Stanley Cavell (b. 1926) is an American post- analytic philosopher whose work crosses into aesthetics, literary criticism, psychoanalysis and film studies. After first teaching at the University of California, Berkeley, Cavell taught from 1963 to 1997 at Harvard University, where he became the Walter M. Cabot Professor of Aesthetics and the General Theory of Value. Chief among his philosophical works are Must We Mean What We Say? (1969), The Claim of Reason (1979) and Philosophical Passages (1995). Cavell has written a number of books on the New England Transcendentalists and the possibility of a distinctively “American” philosophy, including The Senses of Walden (1972), In Quest of the Ordinary (1988) and Conditions Handsome and Unhandsome (1990). He has also written three books on photography and film: The World Viewed (1971), Pursuits of Happiness (1981) and Contesting Tears (1996). More recently, Cavell has produced autobiographical reflection: A Pitch of Philosophy (1994). In retirement, he continues to write and publish prolifically, with Cities of Words (2004) and Philosophy the Day After (2005). Cavell has been extremely influential in American philosophical circles, with such thinkers as Hilary Putnam, Richard Rorty and Stephen Mulhall acknowledging his impact. He has also influenced a number of writers on the arts, most notably the art critic and historian Michael Fried and the film theorist William Rothman. Cavell describes himself in interviews as an “ordinary-language” philosopher. He recalls that the decisive event in his intellectual life was his encounter with the English philosopher of speech acts J. L. Austin, when Austin came to Harvard in 1955 to deliver the William James Lectures.
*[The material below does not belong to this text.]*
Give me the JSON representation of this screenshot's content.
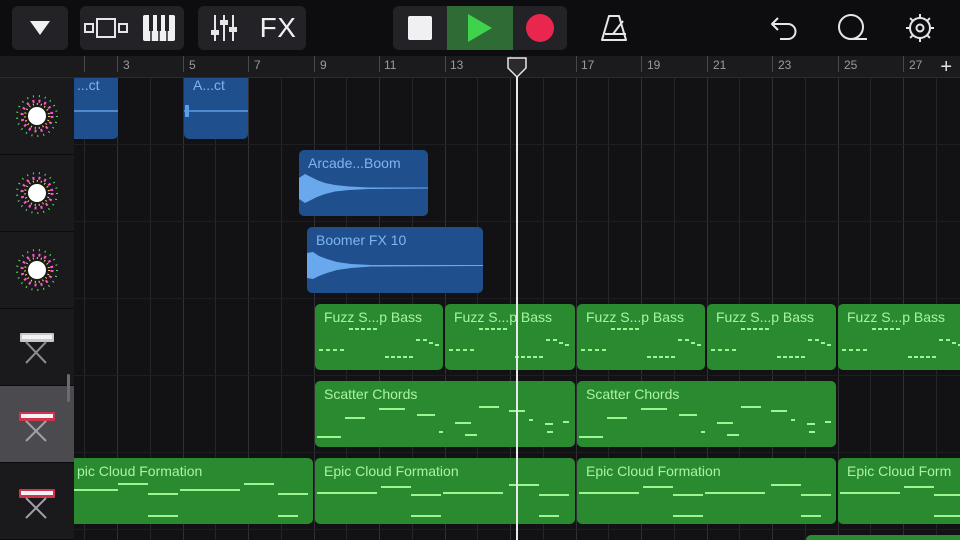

Cavell was at the time attempting unsuccessfully to complete his doctoral thesis, but it was only after hearing Austin that, as he says, “I found the beginning of my own intellectual voice” (Conant 1989: 36). Th e subject of Cavell’s thesis, early versions of which formed his first book, Must We Mean What We Say?, is the question of how our words and actions mean. Th is was a common enough problem within post-Wittgensteinian philosophy, but Cavell brought a distinctively new approach to it.
|Title of host publication||Film, Theory and Philosophy: The Key Thinkers|
|Place of Publication||Durham, UK|
|Number of pages||9|
|Publication status||Published - 2009|